• TASK MATERIAL
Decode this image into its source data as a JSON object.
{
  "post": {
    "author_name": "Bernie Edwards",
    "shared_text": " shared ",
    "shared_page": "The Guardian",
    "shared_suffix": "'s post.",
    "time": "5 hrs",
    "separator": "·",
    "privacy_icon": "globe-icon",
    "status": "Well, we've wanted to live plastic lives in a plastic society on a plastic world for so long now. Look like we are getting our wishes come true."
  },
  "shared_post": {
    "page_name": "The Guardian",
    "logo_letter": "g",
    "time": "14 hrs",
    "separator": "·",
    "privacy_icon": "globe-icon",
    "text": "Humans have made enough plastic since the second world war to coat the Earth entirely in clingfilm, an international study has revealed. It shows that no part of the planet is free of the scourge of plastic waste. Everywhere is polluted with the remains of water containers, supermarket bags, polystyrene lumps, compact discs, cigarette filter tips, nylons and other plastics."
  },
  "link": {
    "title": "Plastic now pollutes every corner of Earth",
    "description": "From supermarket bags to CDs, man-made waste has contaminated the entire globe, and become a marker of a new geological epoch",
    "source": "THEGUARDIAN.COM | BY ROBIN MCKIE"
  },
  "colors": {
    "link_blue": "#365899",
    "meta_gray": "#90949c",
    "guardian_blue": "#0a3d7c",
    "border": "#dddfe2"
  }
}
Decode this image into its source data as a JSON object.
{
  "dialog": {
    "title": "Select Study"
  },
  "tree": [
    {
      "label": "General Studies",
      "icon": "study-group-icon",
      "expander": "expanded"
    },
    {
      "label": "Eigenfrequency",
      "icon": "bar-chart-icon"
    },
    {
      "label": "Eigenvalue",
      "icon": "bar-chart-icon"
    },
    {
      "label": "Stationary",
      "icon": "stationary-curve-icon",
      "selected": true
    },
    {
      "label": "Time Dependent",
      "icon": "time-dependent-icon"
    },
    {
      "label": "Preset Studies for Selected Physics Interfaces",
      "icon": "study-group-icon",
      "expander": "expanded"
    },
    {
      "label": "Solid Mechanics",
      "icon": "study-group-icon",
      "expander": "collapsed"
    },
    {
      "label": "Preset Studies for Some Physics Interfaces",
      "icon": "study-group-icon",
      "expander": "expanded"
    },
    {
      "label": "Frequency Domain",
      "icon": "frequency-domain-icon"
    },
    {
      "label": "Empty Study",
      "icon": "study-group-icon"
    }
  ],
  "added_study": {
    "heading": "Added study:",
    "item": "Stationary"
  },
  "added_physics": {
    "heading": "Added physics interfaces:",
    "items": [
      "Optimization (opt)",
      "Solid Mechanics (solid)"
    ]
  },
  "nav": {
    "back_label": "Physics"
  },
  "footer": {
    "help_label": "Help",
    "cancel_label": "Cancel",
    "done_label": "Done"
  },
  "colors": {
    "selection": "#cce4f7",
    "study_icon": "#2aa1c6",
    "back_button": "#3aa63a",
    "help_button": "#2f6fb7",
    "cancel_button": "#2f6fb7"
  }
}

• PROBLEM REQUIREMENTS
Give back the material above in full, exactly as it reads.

• SOLUTION TO THIS PROBLEM
Decode this image into its source data as a JSON object.
{
  "post": {
    "author_name": "Bernie Edwards",
    "shared_text": " shared ",
    "shared_page": "The Guardian",
    "shared_suffix": "'s post.",
    "time": "5 hrs",
    "separator": "·",
    "privacy_icon": "globe-icon",
    "status": "Well, we've wanted to live plastic lives in a plastic society on a plastic world for so long now. Look like we are getting our wishes come true."
  },
  "shared_post": {
    "page_name": "The Guardian",
    "logo_letter": "g",
    "time": "14 hrs",
    "separator": "·",
    "privacy_icon": "globe-icon",
    "text": "Humans have made enough plastic since the second world war to coat the Earth entirely in clingfilm, an international study has revealed. It shows that no part of the planet is free of the scourge of plastic waste. Everywhere is polluted with the remains of water containers, supermarket bags, polystyrene lumps, compact discs, cigarette filter tips, nylons and other plastics."
  },
  "link": {
    "title": "Plastic now pollutes every corner of Earth",
    "description": "From supermarket bags to CDs, man-made waste has contaminated the entire globe, and become a marker of a new geological epoch",
    "source": "THEGUARDIAN.COM | BY ROBIN MCKIE"
  },
  "colors": {
    "link_blue": "#365899",
    "meta_gray": "#90949c",
    "guardian_blue": "#0a3d7c",
    "border": "#dddfe2"
  }
}
Decode this image into its source data as a JSON object.
{
  "dialog": {
    "title": "Select Study"
  },
  "tree": [
    {
      "label": "General Studies",
      "icon": "study-group-icon",
      "expander": "expanded"
    },
    {
      "label": "Eigenfrequency",
      "icon": "bar-chart-icon"
    },
    {
      "label": "Eigenvalue",
      "icon": "bar-chart-icon"
    },
    {
      "label": "Stationary",
      "icon": "stationary-curve-icon",
      "selected": true
    },
    {
      "label": "Time Dependent",
      "icon": "time-dependent-icon"
    },
    {
      "label": "Preset Studies for Selected Physics Interfaces",
      "icon": "study-group-icon",
      "expander": "expanded"
    },
    {
      "label": "Solid Mechanics",
      "icon": "study-group-icon",
      "expander": "collapsed"
    },
    {
      "label": "Preset Studies for Some Physics Interfaces",
      "icon": "study-group-icon",
      "expander": "expanded"
    },
    {
      "label": "Frequency Domain",
      "icon": "frequency-domain-icon"
    },
    {
      "label": "Empty Study",
      "icon": "study-group-icon"
    }
  ],
  "added_study": {
    "heading": "Added study:",
    "item": "Stationary"
  },
  "added_physics": {
    "heading": "Added physics interfaces:",
    "items": [
      "Optimization (opt)",
      "Solid Mechanics (solid)"
    ]
  },
  "nav": {
    "back_label": "Physics"
  },
  "footer": {
    "help_label": "Help",
    "cancel_label": "Cancel",
    "done_label": "Done"
  },
  "colors": {
    "selection": "#cce4f7",
    "study_icon": "#2aa1c6",
    "back_button": "#3aa63a",
    "help_button": "#2f6fb7",
    "cancel_button": "#2f6fb7"
  }
}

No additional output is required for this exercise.